■ **TASK GOAL**:
Every line of the data should be written out exactly, with the pictures left out.

_ _ _ _ _ _ _

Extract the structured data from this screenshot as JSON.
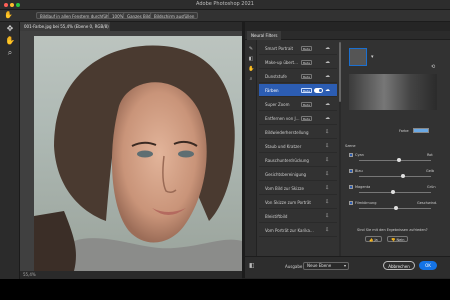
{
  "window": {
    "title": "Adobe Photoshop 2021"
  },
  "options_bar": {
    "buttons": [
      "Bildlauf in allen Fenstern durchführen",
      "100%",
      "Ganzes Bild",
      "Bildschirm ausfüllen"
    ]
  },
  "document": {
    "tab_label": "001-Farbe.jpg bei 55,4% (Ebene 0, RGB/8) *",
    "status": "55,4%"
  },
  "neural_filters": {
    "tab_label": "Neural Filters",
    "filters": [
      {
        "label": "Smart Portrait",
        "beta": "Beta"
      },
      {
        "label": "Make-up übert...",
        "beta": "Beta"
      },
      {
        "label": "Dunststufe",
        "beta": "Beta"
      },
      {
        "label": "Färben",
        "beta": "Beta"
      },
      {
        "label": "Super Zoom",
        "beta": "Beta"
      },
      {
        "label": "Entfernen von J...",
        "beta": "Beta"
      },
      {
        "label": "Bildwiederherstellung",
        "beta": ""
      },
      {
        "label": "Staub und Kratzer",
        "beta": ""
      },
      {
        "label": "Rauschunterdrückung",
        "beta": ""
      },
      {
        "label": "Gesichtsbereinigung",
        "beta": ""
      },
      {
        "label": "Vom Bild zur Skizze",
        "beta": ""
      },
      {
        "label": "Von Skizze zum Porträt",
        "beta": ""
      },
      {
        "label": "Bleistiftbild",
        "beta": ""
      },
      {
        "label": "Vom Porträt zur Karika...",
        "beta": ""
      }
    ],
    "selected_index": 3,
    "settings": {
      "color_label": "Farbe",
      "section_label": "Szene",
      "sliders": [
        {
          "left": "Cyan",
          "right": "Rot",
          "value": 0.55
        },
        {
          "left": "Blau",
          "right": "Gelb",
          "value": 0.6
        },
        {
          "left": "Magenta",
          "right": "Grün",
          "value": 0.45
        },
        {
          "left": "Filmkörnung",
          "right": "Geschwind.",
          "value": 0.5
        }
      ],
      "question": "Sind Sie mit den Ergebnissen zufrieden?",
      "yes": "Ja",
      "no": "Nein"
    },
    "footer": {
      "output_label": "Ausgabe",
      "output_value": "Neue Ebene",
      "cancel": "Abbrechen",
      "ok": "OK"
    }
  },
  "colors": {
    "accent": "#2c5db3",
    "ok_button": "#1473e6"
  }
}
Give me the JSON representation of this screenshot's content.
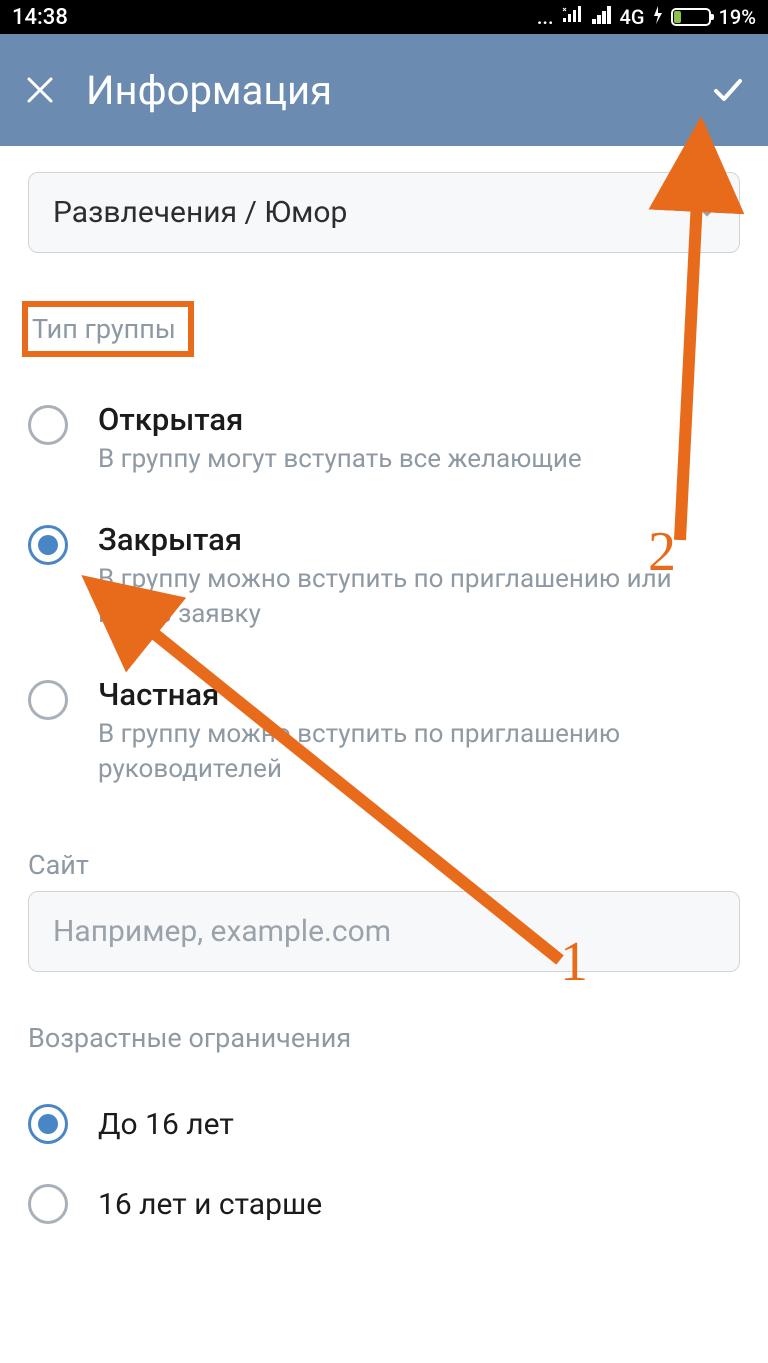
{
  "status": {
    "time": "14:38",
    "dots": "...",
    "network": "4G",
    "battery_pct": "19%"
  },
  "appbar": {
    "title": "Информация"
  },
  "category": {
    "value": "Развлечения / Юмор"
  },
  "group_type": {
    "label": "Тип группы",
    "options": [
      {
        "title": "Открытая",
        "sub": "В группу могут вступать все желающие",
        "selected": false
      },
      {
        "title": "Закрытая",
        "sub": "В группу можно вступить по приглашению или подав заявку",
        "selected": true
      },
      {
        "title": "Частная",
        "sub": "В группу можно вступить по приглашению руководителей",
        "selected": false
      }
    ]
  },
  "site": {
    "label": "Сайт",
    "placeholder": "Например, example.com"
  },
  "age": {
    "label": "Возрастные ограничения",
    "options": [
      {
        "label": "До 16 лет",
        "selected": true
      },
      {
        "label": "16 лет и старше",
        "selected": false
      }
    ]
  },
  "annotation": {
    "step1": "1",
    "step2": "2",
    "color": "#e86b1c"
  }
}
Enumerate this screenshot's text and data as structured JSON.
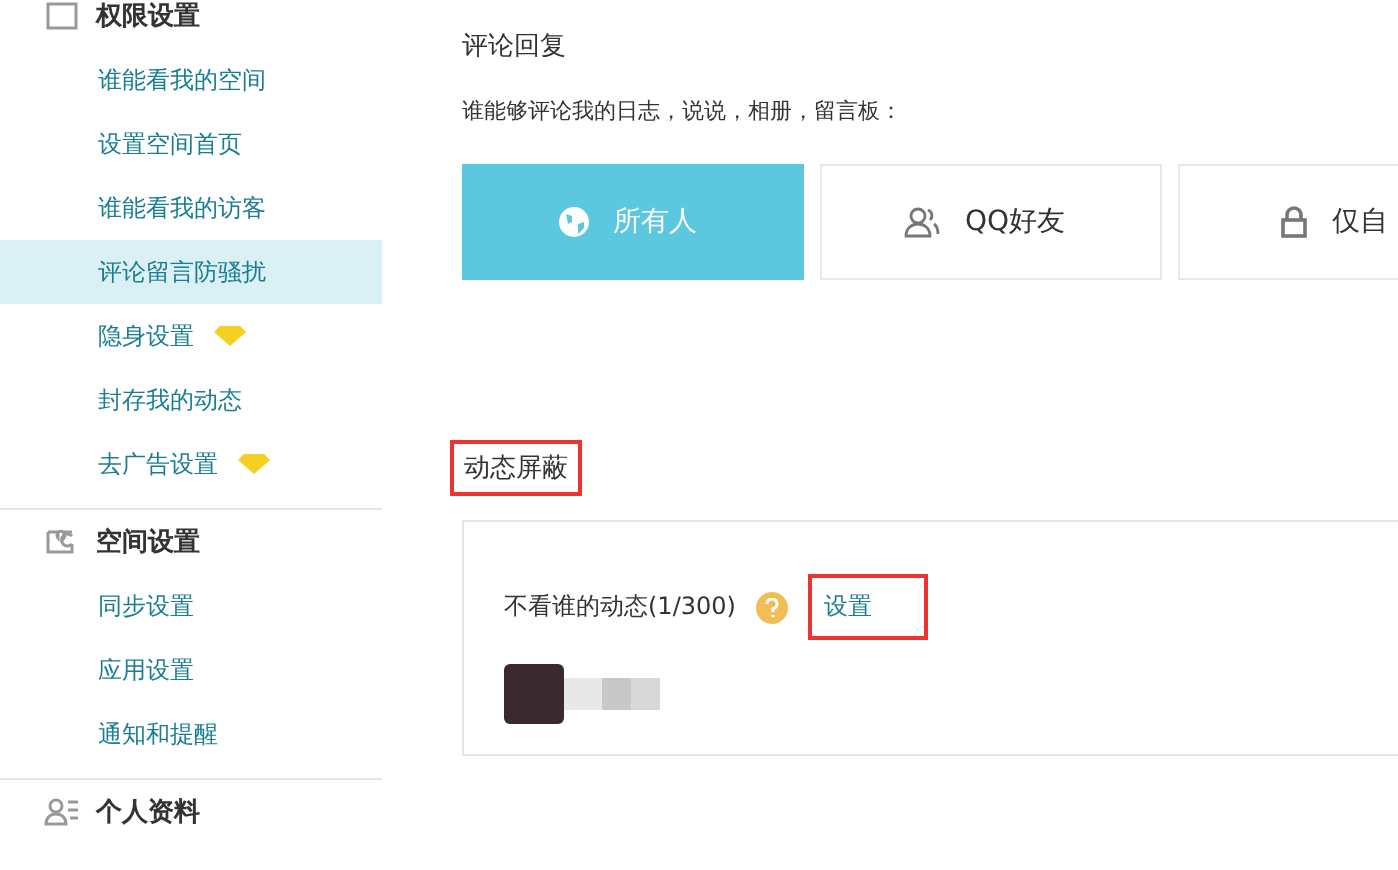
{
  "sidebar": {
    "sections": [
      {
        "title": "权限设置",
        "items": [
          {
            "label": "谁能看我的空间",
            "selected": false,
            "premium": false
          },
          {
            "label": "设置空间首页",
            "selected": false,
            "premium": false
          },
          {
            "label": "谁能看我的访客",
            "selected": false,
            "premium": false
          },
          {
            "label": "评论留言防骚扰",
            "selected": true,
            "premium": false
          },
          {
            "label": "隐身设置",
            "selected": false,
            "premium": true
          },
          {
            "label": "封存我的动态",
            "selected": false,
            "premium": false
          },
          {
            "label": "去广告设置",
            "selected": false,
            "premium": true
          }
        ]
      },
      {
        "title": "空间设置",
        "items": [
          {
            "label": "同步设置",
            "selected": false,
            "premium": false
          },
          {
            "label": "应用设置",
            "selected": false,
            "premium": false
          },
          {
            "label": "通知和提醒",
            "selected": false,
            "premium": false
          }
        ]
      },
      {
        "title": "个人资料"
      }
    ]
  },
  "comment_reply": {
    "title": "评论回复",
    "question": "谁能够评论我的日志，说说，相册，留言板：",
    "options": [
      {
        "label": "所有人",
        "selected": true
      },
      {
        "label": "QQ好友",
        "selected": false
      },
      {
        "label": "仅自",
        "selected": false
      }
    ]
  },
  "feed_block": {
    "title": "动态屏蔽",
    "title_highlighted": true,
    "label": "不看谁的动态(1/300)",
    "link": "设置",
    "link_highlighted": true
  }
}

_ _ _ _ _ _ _

■ **ANSWER FOR THE TASK**:
Extract the structured data from this screenshot as JSON.
{
  "window": {
    "title": "Adobe Photoshop 2021"
  },
  "options_bar": {
    "buttons": [
      "Bildlauf in allen Fenstern durchführen",
      "100%",
      "Ganzes Bild",
      "Bildschirm ausfüllen"
    ]
  },
  "document": {
    "tab_label": "001-Farbe.jpg bei 55,4% (Ebene 0, RGB/8) *",
    "status": "55,4%"
  },
  "neural_filters": {
    "tab_label": "Neural Filters",
    "filters": [
      {
        "label": "Smart Portrait",
        "beta": "Beta"
      },
      {
        "label": "Make-up übert...",
        "beta": "Beta"
      },
      {
        "label": "Dunststufe",
        "beta": "Beta"
      },
      {
        "label": "Färben",
        "beta": "Beta"
      },
      {
        "label": "Super Zoom",
        "beta": "Beta"
      },
      {
        "label": "Entfernen von J...",
        "beta": "Beta"
      },
      {
        "label": "Bildwiederherstellung",
        "beta": ""
      },
      {
        "label": "Staub und Kratzer",
        "beta": ""
      },
      {
        "label": "Rauschunterdrückung",
        "beta": ""
      },
      {
        "label": "Gesichtsbereinigung",
        "beta": ""
      },
      {
        "label": "Vom Bild zur Skizze",
        "beta": ""
      },
      {
        "label": "Von Skizze zum Porträt",
        "beta": ""
      },
      {
        "label": "Bleistiftbild",
        "beta": ""
      },
      {
        "label": "Vom Porträt zur Karika...",
        "beta": ""
      }
    ],
    "selected_index": 3,
    "settings": {
      "color_label": "Farbe",
      "section_label": "Szene",
      "sliders": [
        {
          "left": "Cyan",
          "right": "Rot",
          "value": 0.55
        },
        {
          "left": "Blau",
          "right": "Gelb",
          "value": 0.6
        },
        {
          "left": "Magenta",
          "right": "Grün",
          "value": 0.45
        },
        {
          "left": "Filmkörnung",
          "right": "Geschwind.",
          "value": 0.5
        }
      ],
      "question": "Sind Sie mit den Ergebnissen zufrieden?",
      "yes": "Ja",
      "no": "Nein"
    },
    "footer": {
      "output_label": "Ausgabe",
      "output_value": "Neue Ebene",
      "cancel": "Abbrechen",
      "ok": "OK"
    }
  },
  "colors": {
    "accent": "#2c5db3",
    "ok_button": "#1473e6"
  }
}
Give me the JSON representation of this screenshot's content.
{
  "status": {
    "time": "14:38",
    "dots": "...",
    "network": "4G",
    "battery_pct": "19%"
  },
  "appbar": {
    "title": "Информация"
  },
  "category": {
    "value": "Развлечения / Юмор"
  },
  "group_type": {
    "label": "Тип группы",
    "options": [
      {
        "title": "Открытая",
        "sub": "В группу могут вступать все желающие",
        "selected": false
      },
      {
        "title": "Закрытая",
        "sub": "В группу можно вступить по приглашению или подав заявку",
        "selected": true
      },
      {
        "title": "Частная",
        "sub": "В группу можно вступить по приглашению руководителей",
        "selected": false
      }
    ]
  },
  "site": {
    "label": "Сайт",
    "placeholder": "Например, example.com"
  },
  "age": {
    "label": "Возрастные ограничения",
    "options": [
      {
        "label": "До 16 лет",
        "selected": true
      },
      {
        "label": "16 лет и старше",
        "selected": false
      }
    ]
  },
  "annotation": {
    "step1": "1",
    "step2": "2",
    "color": "#e86b1c"
  }
}
Enumerate this screenshot's text and data as structured JSON.
{
  "sidebar": {
    "sections": [
      {
        "title": "权限设置",
        "items": [
          {
            "label": "谁能看我的空间",
            "selected": false,
            "premium": false
          },
          {
            "label": "设置空间首页",
            "selected": false,
            "premium": false
          },
          {
            "label": "谁能看我的访客",
            "selected": false,
            "premium": false
          },
          {
            "label": "评论留言防骚扰",
            "selected": true,
            "premium": false
          },
          {
            "label": "隐身设置",
            "selected": false,
            "premium": true
          },
          {
            "label": "封存我的动态",
            "selected": false,
            "premium": false
          },
          {
            "label": "去广告设置",
            "selected": false,
            "premium": true
          }
        ]
      },
      {
        "title": "空间设置",
        "items": [
          {
            "label": "同步设置",
            "selected": false,
            "premium": false
          },
          {
            "label": "应用设置",
            "selected": false,
            "premium": false
          },
          {
            "label": "通知和提醒",
            "selected": false,
            "premium": false
          }
        ]
      },
      {
        "title": "个人资料"
      }
    ]
  },
  "comment_reply": {
    "title": "评论回复",
    "question": "谁能够评论我的日志，说说，相册，留言板：",
    "options": [
      {
        "label": "所有人",
        "selected": true
      },
      {
        "label": "QQ好友",
        "selected": false
      },
      {
        "label": "仅自",
        "selected": false
      }
    ]
  },
  "feed_block": {
    "title": "动态屏蔽",
    "title_highlighted": true,
    "label": "不看谁的动态(1/300)",
    "link": "设置",
    "link_highlighted": true
  }
}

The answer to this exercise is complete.